Comics can take risks; there are more elements to experiment with and manipulate: not just words but lines, colors, panel structures. Comics started as a lighthearted medium—mostly about action and humor; we discussed how these beginnings allowed comics to approach more difficult topics at a kind of slant. A comic about being deaf can also be a comic about having superpowers, as is the case with Newbery Honor– and Eisner Award–winning El Deafo by Cece Bell.
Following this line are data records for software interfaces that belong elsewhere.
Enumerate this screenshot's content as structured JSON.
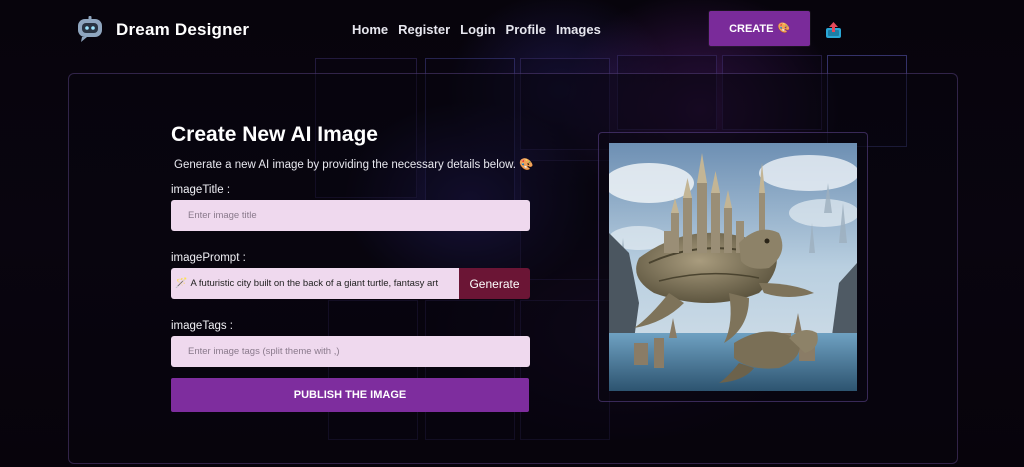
{
  "header": {
    "brand": "Dream Designer",
    "nav": [
      "Home",
      "Register",
      "Login",
      "Profile",
      "Images"
    ],
    "create_label": "CREATE",
    "create_icon": "🎨"
  },
  "form": {
    "title": "Create New AI Image",
    "subtitle": "Generate a new AI image by providing the necessary details below. 🎨",
    "image_title_label": "imageTitle :",
    "image_title_placeholder": "Enter image title",
    "image_prompt_label": "imagePrompt :",
    "image_prompt_value": "A futuristic city built on the back of a giant turtle, fantasy art",
    "wand_icon": "🪄",
    "generate_label": "Generate",
    "image_tags_label": "imageTags :",
    "image_tags_placeholder": "Enter image tags (split theme with ,)",
    "publish_label": "PUBLISH THE IMAGE"
  },
  "colors": {
    "accent": "#7e2d9e",
    "generate": "#6b1535",
    "field_bg": "#efd9ee"
  },
  "icons": {
    "logo": "robot-chat-icon",
    "upload": "upload-icon",
    "preview": "turtle-city-image"
  }
}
A downside of comics, at least for those teaching them, is that they are often challenged by parents and guardians, as a panel divorced from its context is easy to misunderstand. The panelists agreed that when a controversy arises it should be approached deliberately and directly. If someone finds a fleeting mention of abortion problematic, booksellers should discuss how the topic is broached and encourage questions and conversations. When people feel that their concerns are understood and addressed, they’re often more comfortable engaging with tough content.
Books don’t exist solely for entertainment; they make us think, empathize, and consider the world around us from all angles. Hopefully our kids won’t have to deal with bullies, racism, abuse, or war—but probably they will. Books in general show us that these seemingly insurmountable obstacles can be overcome. Comics show that to kids in a visual, tangible way.
Emma Nichols is a manager at Elliott Bay Book Company in Seattle. She also writes the All the Books I’ll Never Read newsletter and cohosts the Drunk Booksellers podcast.